Four More Years of Ahmadinejad

Elections in the Islamic Republic are neither fair nor free, but unlike Iraq under Saddam Hussein the Iranian leadership usually manages to manipulate the elections in a very sophisticated and elegant way in an attempt to portray itself as an Islamic democracy. The 2009 presidential election however was not an exercise in sophistication and elegance.

Iranian Presidential Election News

We provide here historical data on the Iranian election, including the below election night updates and continuous campaign news coverage.

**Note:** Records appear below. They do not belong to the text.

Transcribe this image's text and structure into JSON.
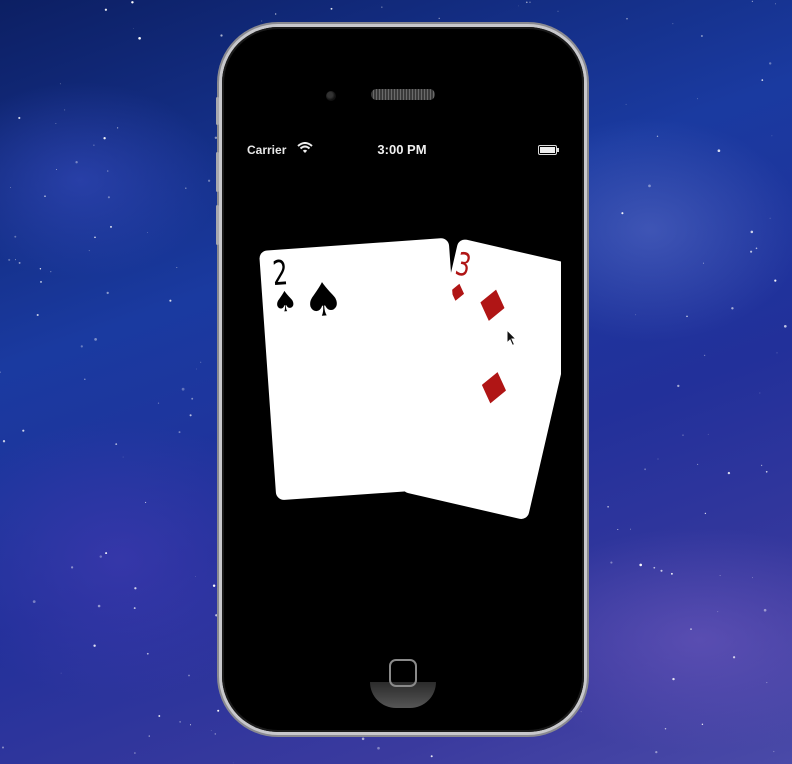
{
  "status_bar": {
    "carrier": "Carrier",
    "time": "3:00 PM",
    "wifi_icon": "wifi-icon",
    "battery_icon": "battery-icon"
  },
  "cards": [
    {
      "rank": "2",
      "suit": "spades",
      "suit_glyph": "♠",
      "color": "#000000"
    },
    {
      "rank": "3",
      "suit": "diamonds",
      "suit_glyph": "♦",
      "color": "#b01515"
    }
  ],
  "colors": {
    "screen_background": "#000000",
    "card_background": "#ffffff",
    "wallpaper_accent": "#1a3aa0"
  }
}
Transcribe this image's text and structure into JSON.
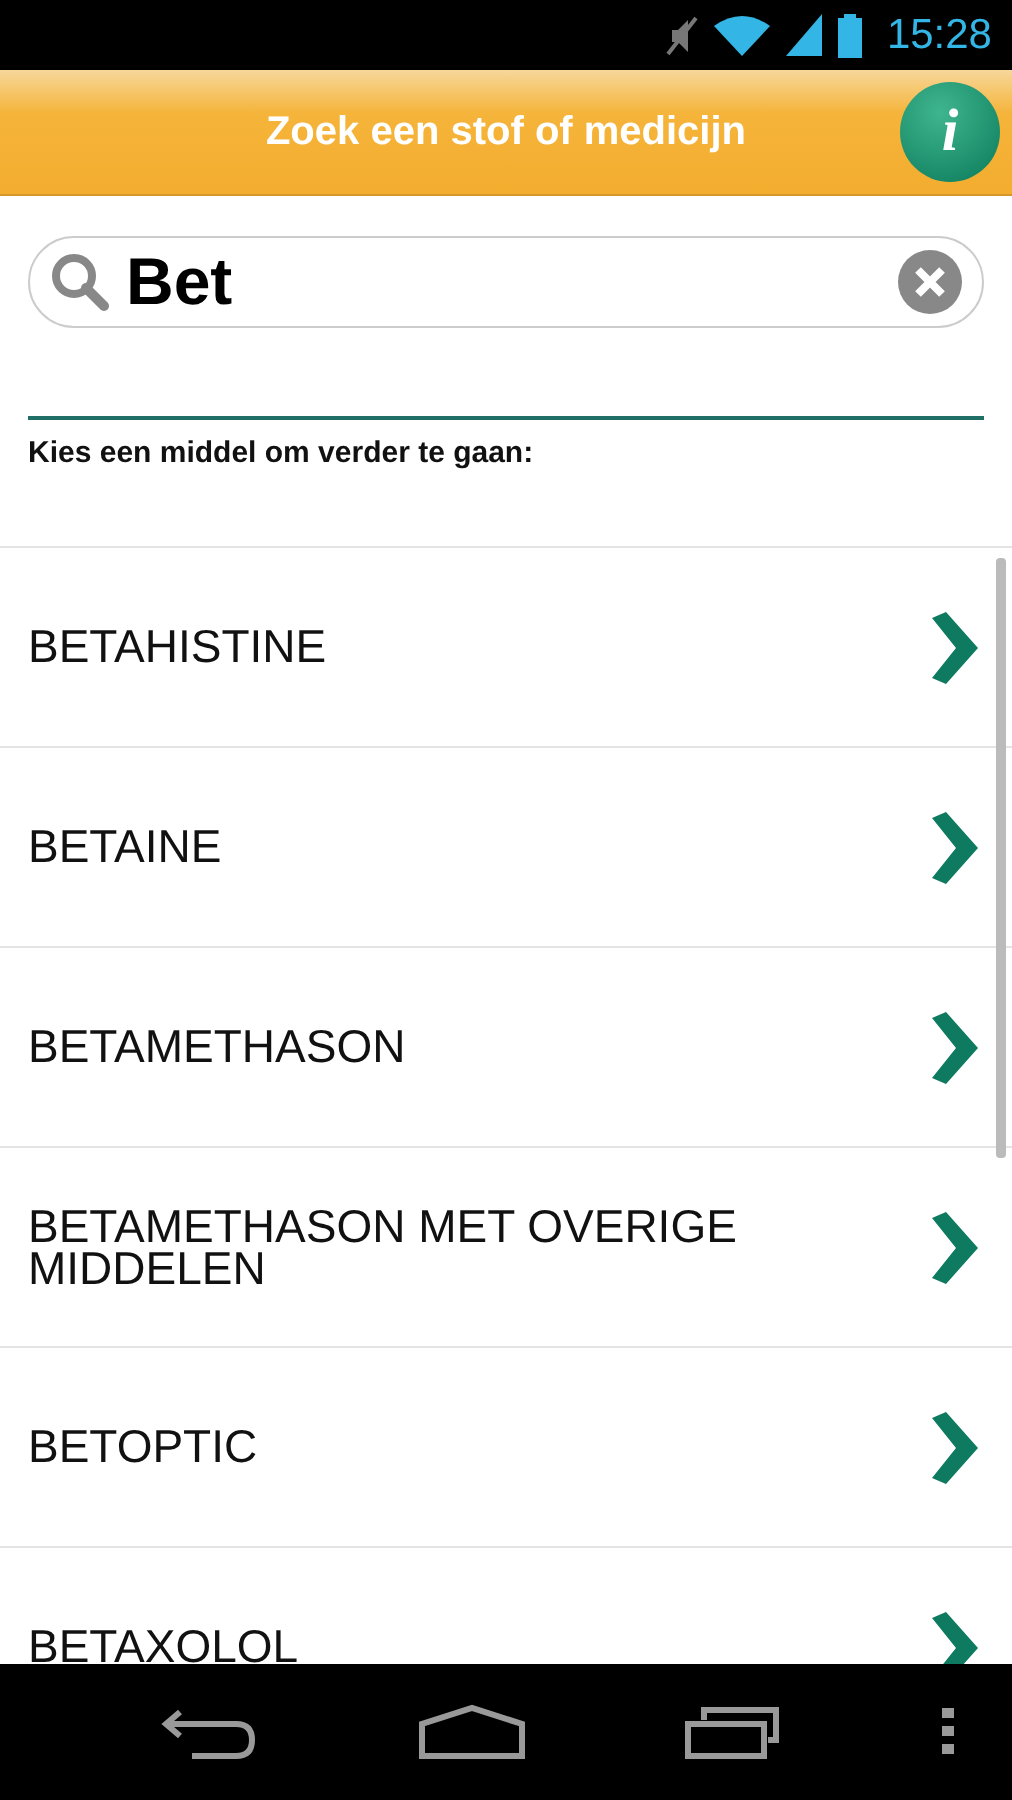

In this section, we also have data on:

Iranian Presidential Election Polling Data

At a Khatami rally this spring, Persian singer Hesameddin Seraj speaks up (Photo by eshare, available at Flickr)

 

The Islamic Republic of Iran will hold its 10th presidential election on June 12, 2009. On May 21, the Guardian Council will select the candidates allowed to run for office, leaving three weeks for candidates to campaign.

Mousavi vs Ahmadinejad: Examining Iran's First Major Presidential Debate

Supporters rally for Mir-Hossein Mousavi on June 9, 2009 (Photo by Shahram Sharif, available at Flickr)

 

IranTracker provides a summary of the most important debate in the Iranian election, and provides here a transcript of the debate.

 

Mousavi - Ahmadinejad June 3 Presidential Debate Transcript

A statue adorned with green, the color of Mir-Hossein Mousavi's campaign, sits amid a supporters' rally on June 8, 2009. (Photo by Shahram Sharif, available at Flickr)

 

U.S.-Israeli Dialogue on Iran

President Obama meets with Prime Minister Netanyahu on May 18 (Photo by White House photographer Pete Souza, available at Wikimedia Commons).
 

Iran's Election: A Predictable Victory for Khamenei

On June 12, 2009, Iranians will cast their ballots in the Islamic Republic's tenth presidential election. Elections provide a patina of democratic legitimacy to the Islamic Republic, one upon which supporters of engagement often seize. RAND scholar James Dobbins, for example, has said that "after Israel and Turkey, Iran is the most democratic nation in the Middle East."[1] And Richard Armitage, while still deputy secretary of state in the George W.

Russo-Iranian Relations from Iran's Perspective

Supreme Leader Ali Khamenei and Russian Prime Minister Vladimir Putin, Tehran, Iran (Photo by Presidential Press and Information Office, available at Wikimedia Commons)

Historical Data on Iranian Presidential Elections

In the U.S., individuals can run for president as long as they are over the age of 35 and are natural-born U.S. citizens. In Iran, however, an unelected body known as the Guardian Council [see here for more information on how the Council works] handpicks a small group of candidates out of a large number of applicants. Only those with the Council's imprimatur can then campaign and compete for the presidency. 

Ghasem Sho’le-Sa’di Biography and Campaign News

Biography

Name: Ghasem Sho’le-Sa’di

Birthyear: 1954[1]

Birthplace: Shiraz, Fars Province[2]

Education: Diploma in 1973, BA of Law in 1976, Ph.D. in Law University of Paris 1983[3]